Pop songs suck

It is difficult to notice the degradation of something already horrible. The way a festering sore might look more or less the same over a couple of days, so too has the pop industry slowly began its descent from mediocrity to flat out reprehensibleness. We live in a society where debauchery is censored wherever possible in television and internet shows that are intended for family viewing, but don’t think twice about playing music with filthy subtext–or regular text, for that matter.

Pop songs today suck, and I say “today” with the reluctance an old man might wave his cane at a group of youngsters and talk about how he had to walk both ways uphill to school every day. I was born just long enough ago to listen to the rise of some truly awful pop songs and watch in both confusion and horror as they plummeted to the depths of Anaconda in recent years. Now of course pop songs are meaningless and awful, that’s what pop songs are supposedly about. Right? Wrong.

Turn on the radio and treat yourself to thirty minutes of generic pop songs about parties, love, drugs, love, relationships, love, break-ups, love, alcoholic beverages, love and love again. Generic singers with generic, auto-tuned robot voices howling about tried-and-true methods of reeling in the lowest common denominator with their music.

Turn on the radio and treat yourself to thirty minutes of generic pop songs about love, drugs, sex, lust, drugs, being cheated on, parties, and sex again. Generic singers with generic, auto-tuned robot voices, howling about tried-and-true methods of reeling in the lowest common denominator. This, in the pop industry at least, is nothing new. But have you noticed that lately they’ve been getting…worse?

And not because of this guy.

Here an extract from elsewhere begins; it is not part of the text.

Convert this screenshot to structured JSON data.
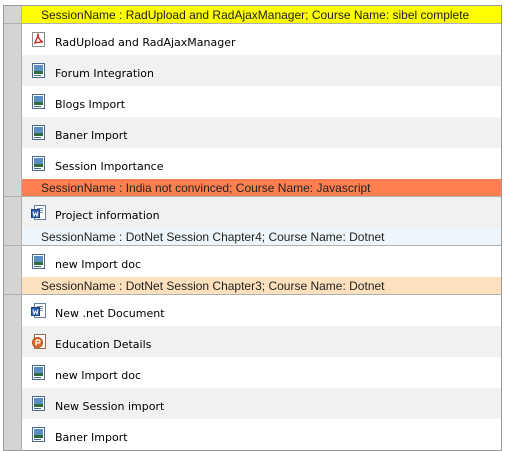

Well, not just because of this guy.

The deteriorating of something that’s already horrible is hard to notice. The state of pop as  whole has never been in anything resembling a healthy state. Boring, generic, party music has long been gently and carefully lobbed to us so that the stupidest, drunkest person at the nearest club can understand it. The problem is that it’s failing to meet even that paltry standard. Now they’re rolling it to us in a way so simple that even the drunkest, stupidest person in the world would find it insulting to their intoxicated intelligence.

It’s sad, really, how little effort seems to be put into the lyrics of pop songs these days. It seems almost adolescent, as if putting less effort into something will make it cooler or hipper. Sure, we could put more effort into this song, into the beat, into the tune, into the lyrics. We could give this song meaning. We could give it a message. But we’re not going to, because this is pop so we don’t have to try.

And this adolescent mindset seems to have infected the entire music industry, and it’s a mindset that we can only hope it’s an awkward phase  to grow out of. Like a teenager it’s become obsessed with new experiences, with swears and breasts and lewd allusions to things so filthy they can’t even be repeated on the radio your song’s being played on. Raise your hand if you’ve heard a song whose most coherent lyric goes “Love getting ___ but hate chasing ___”

Mmm, all those words that are presumably so inappropriate they can’t be repeated on the radio. Now that’s real music.

Take Summer as a prime example of this mind-set.

Named by the same 14-year old on summer vacation that wrote these lyrics.

Almost no effort was put into this song’s lyrics, and yet compared to atrocities like Nicki Minaj’s Anaconda it’s a work of art.

What saddens me the most, more than this adolescent outlook or these cookie cutter lyrics, is that there are people who support them, and even claim that there is meaning behind them. “I met you in the summer,” they say. “The summer! His relationship with this girl is warm, comforting and hot, but also only temporary and seasonal, just like the summer!” They’re wrong, of course. It’s just a song about some guy talking about what happens when fall comes (“The leaves turn brown”). But the effort is valiant.

That’s what saddens me. Because it shows we have people who want more than just a catchy beat from their songs. We have more and more people looking for meaningful lyrics, words that speak to us, can be examined. In short: Songs with meaning.

Instead of crap that doesn’t.